From the far end of the seaward car park in the cove, above Lamorna Harbour, follow the coast path through some awkward rocky sections. Continue along the coast path past the tops of Tregurnow Cliff and Rosemodress Cliff, bearing right at a fork along the way to stay on the coast path.
Pass above the entrance ramp and steps of Tater-du Lighthouse. Pass a row of residences on the right and then, where the track bends right, keep left along the narrow coast path, at a signpost.
Descend steeply (take great care when the ground is muddy) from Boscawen Cliff to St Loy's Cove. Cross over a section of sea-smoothed boulders that may be slippery when wet. Mid-way along the beach, follow a path inland through trees and alongside the stream. Cross a private drive and then climb steeply uphill. Turn sharp right over a stile and follow the path through trees.
By a wooden signpost and a sycamore, go down right and cross the stream on large boulders, then go left along a hedged-in path. In about 125yds (114m), go sharp right up a tiny unsigned path between a large tree and a rock and up to a surfaced lane. Follow the lane uphill. At a junction with another track, keep ahead and uphill. At Boskenna Farm buildings follow the surfaced lane round left and keep ahead.
From the lane, just past the entrance drive to a bungalow on the right, the right of way goes through a small metal gate next to a field gate. It then goes diagonally right and through a gap in a wire fence. Beyond this, the way (there's no path) leads diagonally across the field to its top right-hand corner, where a very high and awkward stile to the right of a makeshift five-bar gate leads into a large roadside lay-by with a granite cross at its edge. An alternative to the field route is to continue from the bungalow entrance along the farm lane, and then to turn right along the public road, with care, to reach the lay-by.
Go right and follow the road to the Tregiffian burial chamber on the right and then to the Merry Maidens stone circle. From the stone circle, follow a grassy path towards a gate in the field corner.
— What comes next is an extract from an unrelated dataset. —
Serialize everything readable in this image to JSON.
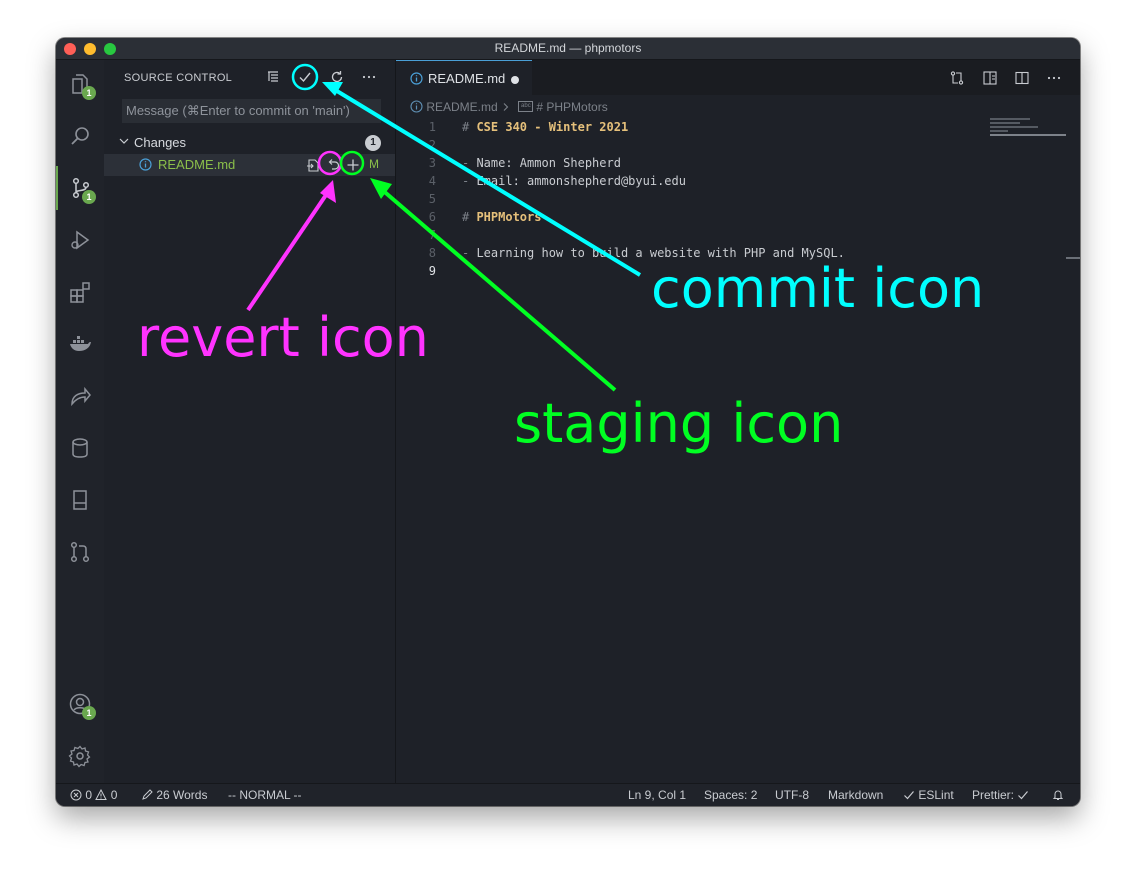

Go over a steep stile on the left, then continue diagonally across the field, past a telegraph pole. Go through a small metal gate and descend rocky steps to a main road (watch out for traffic). Turn right and follow the surfaced left-hand lane of two, signed 'Tregurnow Farm'.
Where the lane ends keep ahead on to a public bridleway. Follow a shady track downhill to reach Lamorna Valley. Turn right and walk down the road, with care, passing The Lamorna Wink Inn, to the car park.
Coastal footpaths (can be rocky and close to cliff edge in places) and field paths, several stiles
Picturesque coastline, fields and wooded valleys
Dogs on lead through grazed areas
AA Walker's Map 10 Land's End & The Lizard
Lamorna Cove (fee-paying car park) or Boskenna Cross (lay-by)
None on the route
Walking in safety
Read our tips to look after yourself and the environment when following this walk.
Also in the area
About the area
Discover Cornwall and Isles of Scilly
Cornwall has just about everything – wild moorland landscapes, glorious river valley scenery, picturesque villages and miles of breathtaking coastline. With more than 80 surfing spots, there are plenty of sporting enthusiasts who also make their way here to enjoy wave-surfing, kite surfing and blokarting.
In recent years, new or restored visitor attractions have attracted even more visitors to the region; the Eden Project is famous for its giant geodesic domes housing exotic plants from different parts of the globe, while nearby the Lost Gardens of Heligan has impressive kitchen gardens and a wildlife hide.